What to produce.
Each line with the string "data" is to be copied from the records below.

App and web page records
=======
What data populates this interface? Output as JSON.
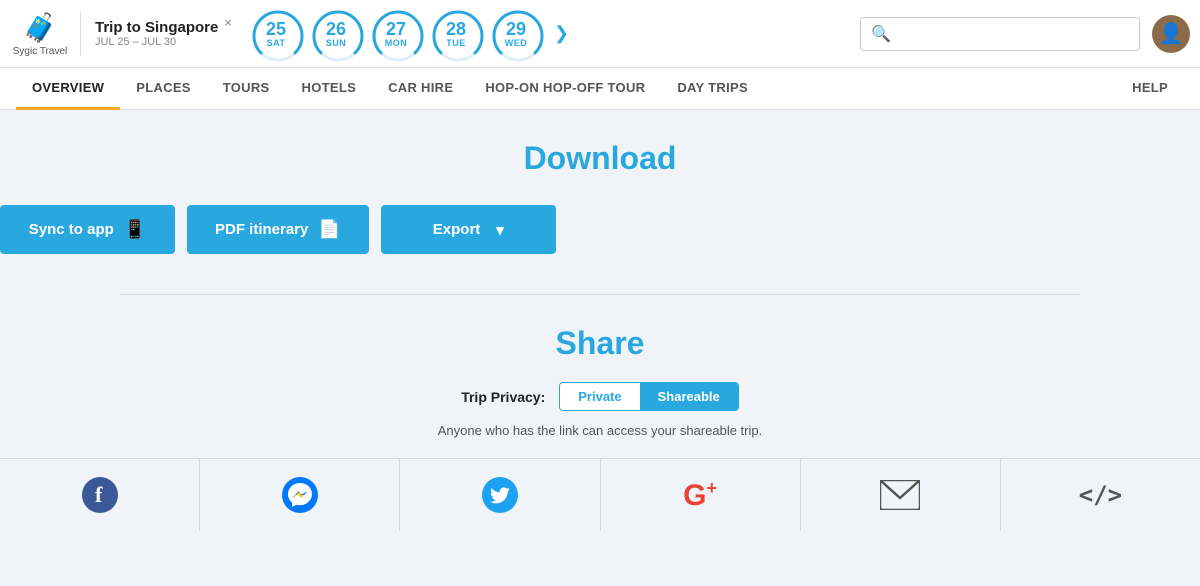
{
  "header": {
    "brand": {
      "icon": "🧳",
      "label": "Sygic Travel"
    },
    "trip": {
      "title": "Trip to Singapore",
      "dates": "JUL 25 – JUL 30",
      "close": "×"
    },
    "days": [
      {
        "num": "25",
        "label": "SAT",
        "active": false
      },
      {
        "num": "26",
        "label": "SUN",
        "active": true
      },
      {
        "num": "27",
        "label": "MON",
        "active": false
      },
      {
        "num": "28",
        "label": "TUE",
        "active": false
      },
      {
        "num": "29",
        "label": "WED",
        "active": false
      }
    ],
    "nav_arrow": "❯",
    "search_placeholder": ""
  },
  "nav": {
    "tabs": [
      {
        "label": "OVERVIEW",
        "active": true
      },
      {
        "label": "PLACES",
        "active": false
      },
      {
        "label": "TOURS",
        "active": false
      },
      {
        "label": "HOTELS",
        "active": false
      },
      {
        "label": "CAR HIRE",
        "active": false
      },
      {
        "label": "HOP-ON HOP-OFF TOUR",
        "active": false
      },
      {
        "label": "DAY TRIPS",
        "active": false
      }
    ],
    "help": "HELP"
  },
  "download": {
    "title": "Download",
    "sync_label": "Sync to app",
    "sync_icon": "📱",
    "pdf_label": "PDF itinerary",
    "pdf_icon": "📄",
    "export_label": "Export",
    "export_arrow": "▾"
  },
  "share": {
    "title": "Share",
    "privacy_label": "Trip Privacy:",
    "private_label": "Private",
    "shareable_label": "Shareable",
    "desc": "Anyone who has the link can access your shareable trip.",
    "socials": [
      {
        "name": "facebook",
        "label": "f",
        "color": "#3b5998"
      },
      {
        "name": "messenger",
        "label": "m",
        "color": "#0078FF"
      },
      {
        "name": "twitter",
        "label": "t",
        "color": "#1da1f2"
      },
      {
        "name": "google-plus",
        "label": "G+",
        "color": "#ea4335"
      },
      {
        "name": "email",
        "label": "✉",
        "color": "#555"
      },
      {
        "name": "embed",
        "label": "</>",
        "color": "#555"
      }
    ]
  }
}
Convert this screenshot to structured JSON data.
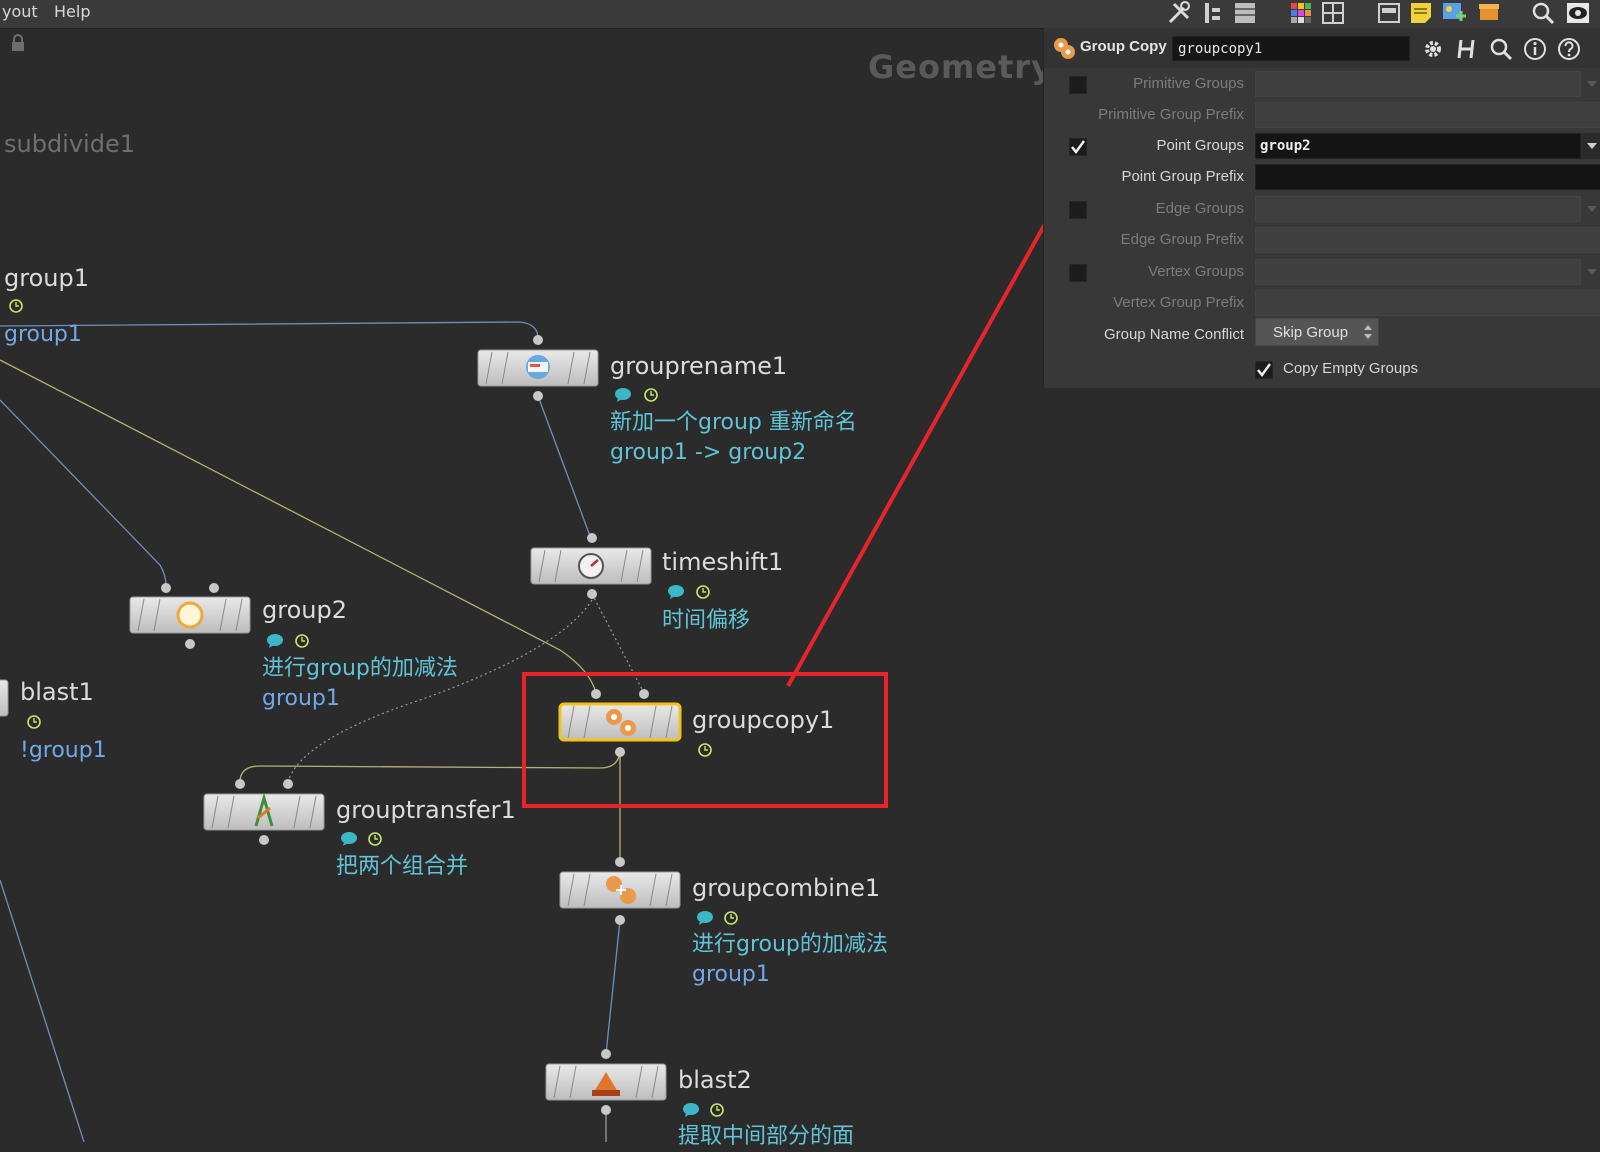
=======
The completed task.
What data populates this interface? Output as JSON.
Convert this screenshot to structured JSON data.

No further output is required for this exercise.